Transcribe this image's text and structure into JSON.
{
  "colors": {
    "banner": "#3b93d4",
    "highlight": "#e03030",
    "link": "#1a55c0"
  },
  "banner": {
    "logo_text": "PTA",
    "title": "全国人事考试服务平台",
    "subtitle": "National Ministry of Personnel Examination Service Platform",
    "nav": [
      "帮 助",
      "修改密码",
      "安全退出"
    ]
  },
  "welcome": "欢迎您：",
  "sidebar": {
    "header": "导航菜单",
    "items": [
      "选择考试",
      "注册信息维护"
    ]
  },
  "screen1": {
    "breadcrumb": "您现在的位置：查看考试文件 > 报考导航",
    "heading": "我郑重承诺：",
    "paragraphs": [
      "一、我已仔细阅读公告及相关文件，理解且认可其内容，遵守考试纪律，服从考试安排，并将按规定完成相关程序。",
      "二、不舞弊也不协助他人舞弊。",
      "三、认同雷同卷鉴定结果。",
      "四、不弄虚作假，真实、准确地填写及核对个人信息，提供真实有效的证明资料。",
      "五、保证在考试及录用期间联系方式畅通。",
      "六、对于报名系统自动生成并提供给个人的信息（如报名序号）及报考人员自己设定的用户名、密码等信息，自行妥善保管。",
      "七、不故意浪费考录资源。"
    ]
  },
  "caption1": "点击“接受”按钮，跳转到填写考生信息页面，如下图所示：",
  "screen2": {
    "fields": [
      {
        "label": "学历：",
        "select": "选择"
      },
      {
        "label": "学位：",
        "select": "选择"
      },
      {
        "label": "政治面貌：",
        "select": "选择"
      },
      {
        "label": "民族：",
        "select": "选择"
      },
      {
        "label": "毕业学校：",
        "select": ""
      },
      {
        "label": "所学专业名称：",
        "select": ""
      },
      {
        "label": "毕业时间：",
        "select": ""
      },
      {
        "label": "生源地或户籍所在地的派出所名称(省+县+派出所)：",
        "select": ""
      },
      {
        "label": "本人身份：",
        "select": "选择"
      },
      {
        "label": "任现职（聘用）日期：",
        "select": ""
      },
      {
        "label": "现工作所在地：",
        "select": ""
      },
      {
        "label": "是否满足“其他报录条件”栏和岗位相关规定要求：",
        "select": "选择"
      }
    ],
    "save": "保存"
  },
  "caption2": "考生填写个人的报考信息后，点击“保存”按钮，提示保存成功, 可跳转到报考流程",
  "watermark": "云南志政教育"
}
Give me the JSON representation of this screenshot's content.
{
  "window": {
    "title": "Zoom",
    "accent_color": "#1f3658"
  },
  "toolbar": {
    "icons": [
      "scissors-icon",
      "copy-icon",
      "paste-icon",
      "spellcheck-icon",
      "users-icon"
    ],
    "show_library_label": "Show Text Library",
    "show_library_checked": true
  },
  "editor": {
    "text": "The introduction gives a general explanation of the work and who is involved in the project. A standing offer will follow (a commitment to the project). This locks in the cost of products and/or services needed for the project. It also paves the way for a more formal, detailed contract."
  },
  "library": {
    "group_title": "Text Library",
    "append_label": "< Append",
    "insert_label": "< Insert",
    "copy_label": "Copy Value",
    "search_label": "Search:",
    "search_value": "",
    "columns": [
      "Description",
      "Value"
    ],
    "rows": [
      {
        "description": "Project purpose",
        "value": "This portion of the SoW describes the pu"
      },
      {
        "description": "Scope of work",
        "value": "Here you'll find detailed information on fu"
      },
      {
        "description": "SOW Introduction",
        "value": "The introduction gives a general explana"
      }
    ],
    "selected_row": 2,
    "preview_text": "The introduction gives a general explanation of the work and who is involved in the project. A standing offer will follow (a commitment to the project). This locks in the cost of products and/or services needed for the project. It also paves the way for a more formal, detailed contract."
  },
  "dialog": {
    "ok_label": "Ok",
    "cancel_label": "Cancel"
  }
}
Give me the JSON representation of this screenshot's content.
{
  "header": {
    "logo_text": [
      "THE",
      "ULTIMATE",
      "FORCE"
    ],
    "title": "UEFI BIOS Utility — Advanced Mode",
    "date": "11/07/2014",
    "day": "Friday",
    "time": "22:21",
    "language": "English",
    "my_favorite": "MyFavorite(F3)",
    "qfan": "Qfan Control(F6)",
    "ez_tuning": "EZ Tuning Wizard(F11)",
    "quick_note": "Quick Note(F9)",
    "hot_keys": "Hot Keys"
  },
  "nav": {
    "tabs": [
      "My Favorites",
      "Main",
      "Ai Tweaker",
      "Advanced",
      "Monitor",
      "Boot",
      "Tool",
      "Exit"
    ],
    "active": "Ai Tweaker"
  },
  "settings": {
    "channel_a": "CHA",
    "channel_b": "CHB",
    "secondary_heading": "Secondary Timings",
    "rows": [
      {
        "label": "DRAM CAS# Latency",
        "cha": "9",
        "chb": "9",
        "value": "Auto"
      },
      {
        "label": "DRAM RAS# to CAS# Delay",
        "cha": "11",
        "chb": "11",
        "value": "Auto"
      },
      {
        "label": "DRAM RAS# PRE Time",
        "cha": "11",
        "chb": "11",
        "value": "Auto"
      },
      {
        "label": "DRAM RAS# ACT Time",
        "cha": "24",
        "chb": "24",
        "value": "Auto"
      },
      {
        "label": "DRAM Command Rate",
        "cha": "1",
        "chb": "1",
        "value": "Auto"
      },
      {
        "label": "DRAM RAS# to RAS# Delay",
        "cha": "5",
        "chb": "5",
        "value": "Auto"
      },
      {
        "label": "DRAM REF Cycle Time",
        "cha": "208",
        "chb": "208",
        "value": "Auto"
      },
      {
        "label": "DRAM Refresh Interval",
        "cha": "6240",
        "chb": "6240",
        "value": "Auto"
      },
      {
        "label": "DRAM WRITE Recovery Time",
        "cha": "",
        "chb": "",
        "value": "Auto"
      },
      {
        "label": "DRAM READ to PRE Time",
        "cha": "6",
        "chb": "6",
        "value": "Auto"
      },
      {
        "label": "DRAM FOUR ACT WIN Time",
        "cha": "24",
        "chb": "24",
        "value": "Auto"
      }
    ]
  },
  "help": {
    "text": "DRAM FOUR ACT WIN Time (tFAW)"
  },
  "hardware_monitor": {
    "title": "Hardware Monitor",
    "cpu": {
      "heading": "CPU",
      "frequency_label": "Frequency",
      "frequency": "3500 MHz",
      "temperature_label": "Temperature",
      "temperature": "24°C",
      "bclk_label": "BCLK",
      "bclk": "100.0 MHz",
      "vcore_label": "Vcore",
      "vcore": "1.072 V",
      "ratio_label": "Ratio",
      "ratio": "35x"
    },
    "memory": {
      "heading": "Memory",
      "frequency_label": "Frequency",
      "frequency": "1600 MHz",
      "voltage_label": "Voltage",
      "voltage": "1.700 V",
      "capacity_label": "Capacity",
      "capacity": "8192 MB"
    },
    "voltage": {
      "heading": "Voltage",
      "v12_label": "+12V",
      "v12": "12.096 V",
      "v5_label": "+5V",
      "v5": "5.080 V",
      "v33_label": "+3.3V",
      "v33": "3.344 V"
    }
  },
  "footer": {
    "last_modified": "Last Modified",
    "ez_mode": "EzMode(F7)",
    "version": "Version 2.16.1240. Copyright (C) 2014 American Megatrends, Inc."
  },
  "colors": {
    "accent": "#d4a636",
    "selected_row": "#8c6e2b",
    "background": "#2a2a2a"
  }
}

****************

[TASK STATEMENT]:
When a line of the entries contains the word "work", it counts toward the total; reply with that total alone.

[WRITTEN REPLY]:
3